* **ASSIGNMENT**
Without any pictures, restate the full set of records below exactly.

====== EXERCISE DATA ======

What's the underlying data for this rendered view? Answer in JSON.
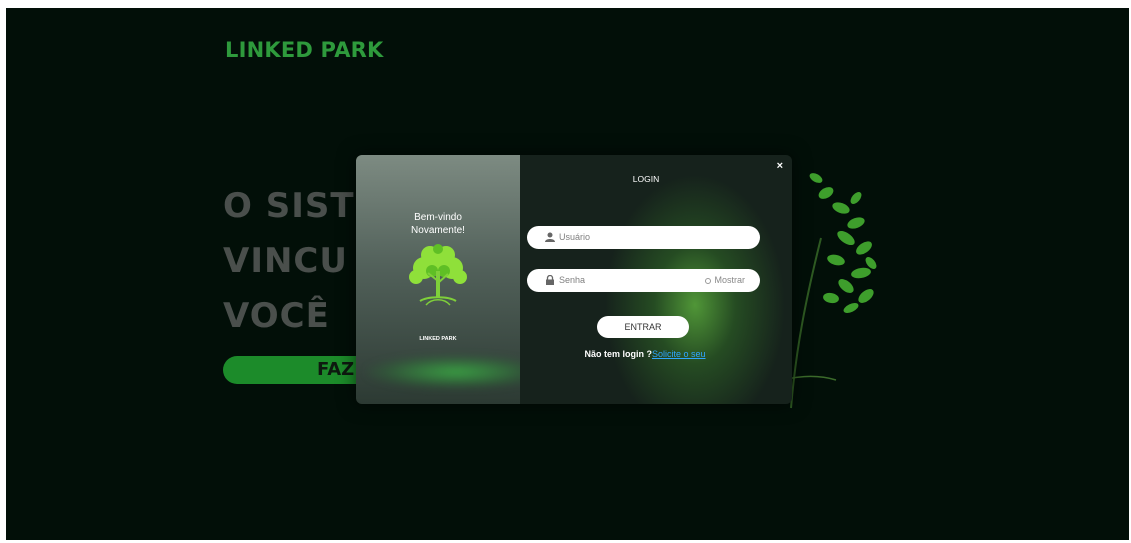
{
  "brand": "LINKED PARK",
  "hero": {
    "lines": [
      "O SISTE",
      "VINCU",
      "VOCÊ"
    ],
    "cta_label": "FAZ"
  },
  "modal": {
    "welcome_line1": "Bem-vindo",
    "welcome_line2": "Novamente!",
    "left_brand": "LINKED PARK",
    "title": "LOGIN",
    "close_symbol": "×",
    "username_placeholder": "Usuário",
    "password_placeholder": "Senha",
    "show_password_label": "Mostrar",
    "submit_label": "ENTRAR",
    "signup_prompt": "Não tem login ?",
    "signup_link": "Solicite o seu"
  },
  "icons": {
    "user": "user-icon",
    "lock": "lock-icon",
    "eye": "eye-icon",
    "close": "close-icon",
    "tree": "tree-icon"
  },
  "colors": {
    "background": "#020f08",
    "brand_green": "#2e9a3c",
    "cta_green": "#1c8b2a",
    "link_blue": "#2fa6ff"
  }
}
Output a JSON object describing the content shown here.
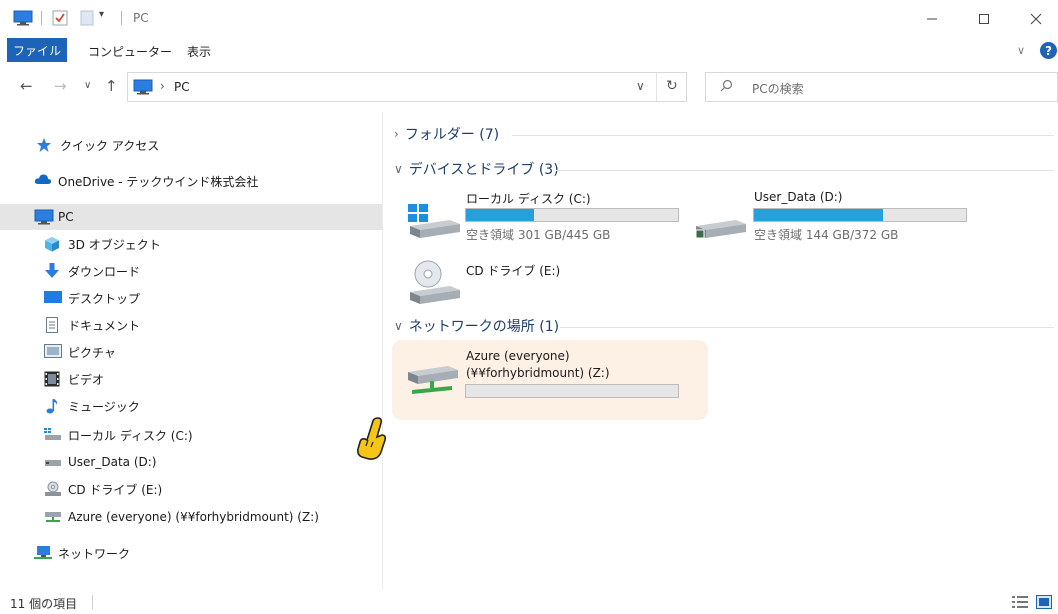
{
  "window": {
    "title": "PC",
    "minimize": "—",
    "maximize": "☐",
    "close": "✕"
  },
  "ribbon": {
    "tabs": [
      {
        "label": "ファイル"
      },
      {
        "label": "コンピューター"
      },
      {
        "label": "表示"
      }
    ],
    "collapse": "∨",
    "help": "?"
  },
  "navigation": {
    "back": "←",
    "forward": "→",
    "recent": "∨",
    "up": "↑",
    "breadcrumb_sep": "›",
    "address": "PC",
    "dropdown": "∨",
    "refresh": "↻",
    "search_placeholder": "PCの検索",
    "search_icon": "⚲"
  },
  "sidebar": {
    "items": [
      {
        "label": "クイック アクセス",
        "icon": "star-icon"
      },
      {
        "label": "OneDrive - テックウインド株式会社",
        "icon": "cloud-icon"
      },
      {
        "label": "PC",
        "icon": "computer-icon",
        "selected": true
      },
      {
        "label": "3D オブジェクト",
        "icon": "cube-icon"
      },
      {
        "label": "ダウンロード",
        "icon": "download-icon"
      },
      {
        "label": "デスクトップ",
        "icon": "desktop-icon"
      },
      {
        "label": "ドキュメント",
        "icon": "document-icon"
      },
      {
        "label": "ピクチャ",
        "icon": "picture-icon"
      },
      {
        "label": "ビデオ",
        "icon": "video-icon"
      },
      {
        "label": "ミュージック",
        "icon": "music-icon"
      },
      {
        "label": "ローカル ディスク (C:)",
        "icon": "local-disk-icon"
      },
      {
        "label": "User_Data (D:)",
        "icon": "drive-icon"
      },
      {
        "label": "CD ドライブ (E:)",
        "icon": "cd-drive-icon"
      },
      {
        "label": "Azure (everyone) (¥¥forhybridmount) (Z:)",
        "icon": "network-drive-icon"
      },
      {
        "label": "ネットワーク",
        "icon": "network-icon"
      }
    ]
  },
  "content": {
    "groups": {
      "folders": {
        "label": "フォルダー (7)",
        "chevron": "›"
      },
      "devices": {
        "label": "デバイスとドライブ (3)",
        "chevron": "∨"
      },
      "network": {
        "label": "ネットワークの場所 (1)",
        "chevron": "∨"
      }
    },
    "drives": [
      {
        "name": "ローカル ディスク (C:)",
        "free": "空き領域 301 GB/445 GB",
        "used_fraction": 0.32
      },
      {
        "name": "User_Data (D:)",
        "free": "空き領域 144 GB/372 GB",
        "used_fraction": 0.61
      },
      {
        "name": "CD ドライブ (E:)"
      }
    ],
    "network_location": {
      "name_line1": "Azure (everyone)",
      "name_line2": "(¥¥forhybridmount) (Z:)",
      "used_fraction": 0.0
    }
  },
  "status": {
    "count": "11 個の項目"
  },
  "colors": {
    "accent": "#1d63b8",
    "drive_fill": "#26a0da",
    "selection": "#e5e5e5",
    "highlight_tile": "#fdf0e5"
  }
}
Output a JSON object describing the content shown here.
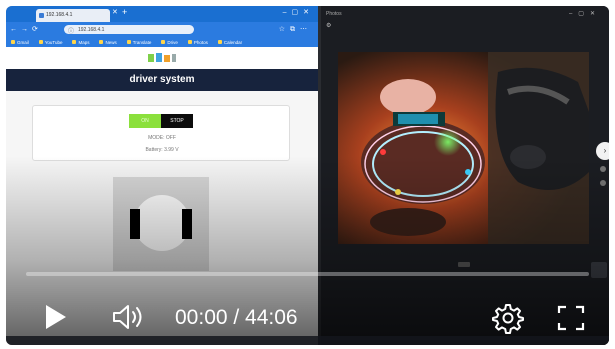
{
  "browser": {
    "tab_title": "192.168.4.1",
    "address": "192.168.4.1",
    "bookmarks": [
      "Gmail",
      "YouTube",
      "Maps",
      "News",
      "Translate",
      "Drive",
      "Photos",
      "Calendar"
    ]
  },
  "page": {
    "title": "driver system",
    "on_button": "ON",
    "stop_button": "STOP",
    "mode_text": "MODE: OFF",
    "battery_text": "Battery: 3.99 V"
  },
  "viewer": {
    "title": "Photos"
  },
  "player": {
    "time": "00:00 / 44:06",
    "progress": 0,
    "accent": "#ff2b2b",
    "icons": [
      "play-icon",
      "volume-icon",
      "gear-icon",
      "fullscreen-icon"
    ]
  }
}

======

* **SOLUTION**
What's the underlying data for this rendered view? Answer in JSON.
{
  "brand": "LINKED PARK",
  "hero": {
    "lines": [
      "O SISTE",
      "VINCU",
      "VOCÊ"
    ],
    "cta_label": "FAZ"
  },
  "modal": {
    "welcome_line1": "Bem-vindo",
    "welcome_line2": "Novamente!",
    "left_brand": "LINKED PARK",
    "title": "LOGIN",
    "close_symbol": "×",
    "username_placeholder": "Usuário",
    "password_placeholder": "Senha",
    "show_password_label": "Mostrar",
    "submit_label": "ENTRAR",
    "signup_prompt": "Não tem login ?",
    "signup_link": "Solicite o seu"
  },
  "icons": {
    "user": "user-icon",
    "lock": "lock-icon",
    "eye": "eye-icon",
    "close": "close-icon",
    "tree": "tree-icon"
  },
  "colors": {
    "background": "#020f08",
    "brand_green": "#2e9a3c",
    "cta_green": "#1c8b2a",
    "link_blue": "#2fa6ff"
  }
}
Output a JSON object describing the content shown here.
{
  "window": {
    "title": "PC",
    "minimize": "—",
    "maximize": "☐",
    "close": "✕"
  },
  "ribbon": {
    "tabs": [
      {
        "label": "ファイル"
      },
      {
        "label": "コンピューター"
      },
      {
        "label": "表示"
      }
    ],
    "collapse": "∨",
    "help": "?"
  },
  "navigation": {
    "back": "←",
    "forward": "→",
    "recent": "∨",
    "up": "↑",
    "breadcrumb_sep": "›",
    "address": "PC",
    "dropdown": "∨",
    "refresh": "↻",
    "search_placeholder": "PCの検索",
    "search_icon": "⚲"
  },
  "sidebar": {
    "items": [
      {
        "label": "クイック アクセス",
        "icon": "star-icon"
      },
      {
        "label": "OneDrive - テックウインド株式会社",
        "icon": "cloud-icon"
      },
      {
        "label": "PC",
        "icon": "computer-icon",
        "selected": true
      },
      {
        "label": "3D オブジェクト",
        "icon": "cube-icon"
      },
      {
        "label": "ダウンロード",
        "icon": "download-icon"
      },
      {
        "label": "デスクトップ",
        "icon": "desktop-icon"
      },
      {
        "label": "ドキュメント",
        "icon": "document-icon"
      },
      {
        "label": "ピクチャ",
        "icon": "picture-icon"
      },
      {
        "label": "ビデオ",
        "icon": "video-icon"
      },
      {
        "label": "ミュージック",
        "icon": "music-icon"
      },
      {
        "label": "ローカル ディスク (C:)",
        "icon": "local-disk-icon"
      },
      {
        "label": "User_Data (D:)",
        "icon": "drive-icon"
      },
      {
        "label": "CD ドライブ (E:)",
        "icon": "cd-drive-icon"
      },
      {
        "label": "Azure (everyone) (¥¥forhybridmount) (Z:)",
        "icon": "network-drive-icon"
      },
      {
        "label": "ネットワーク",
        "icon": "network-icon"
      }
    ]
  },
  "content": {
    "groups": {
      "folders": {
        "label": "フォルダー (7)",
        "chevron": "›"
      },
      "devices": {
        "label": "デバイスとドライブ (3)",
        "chevron": "∨"
      },
      "network": {
        "label": "ネットワークの場所 (1)",
        "chevron": "∨"
      }
    },
    "drives": [
      {
        "name": "ローカル ディスク (C:)",
        "free": "空き領域 301 GB/445 GB",
        "used_fraction": 0.32
      },
      {
        "name": "User_Data (D:)",
        "free": "空き領域 144 GB/372 GB",
        "used_fraction": 0.61
      },
      {
        "name": "CD ドライブ (E:)"
      }
    ],
    "network_location": {
      "name_line1": "Azure (everyone)",
      "name_line2": "(¥¥forhybridmount) (Z:)",
      "used_fraction": 0.0
    }
  },
  "status": {
    "count": "11 個の項目"
  },
  "colors": {
    "accent": "#1d63b8",
    "drive_fill": "#26a0da",
    "selection": "#e5e5e5",
    "highlight_tile": "#fdf0e5"
  }
}
Output a JSON object describing the content shown here.
{
  "browser": {
    "tab_title": "192.168.4.1",
    "address": "192.168.4.1",
    "bookmarks": [
      "Gmail",
      "YouTube",
      "Maps",
      "News",
      "Translate",
      "Drive",
      "Photos",
      "Calendar"
    ]
  },
  "page": {
    "title": "driver system",
    "on_button": "ON",
    "stop_button": "STOP",
    "mode_text": "MODE: OFF",
    "battery_text": "Battery: 3.99 V"
  },
  "viewer": {
    "title": "Photos"
  },
  "player": {
    "time": "00:00 / 44:06",
    "progress": 0,
    "accent": "#ff2b2b",
    "icons": [
      "play-icon",
      "volume-icon",
      "gear-icon",
      "fullscreen-icon"
    ]
  }
}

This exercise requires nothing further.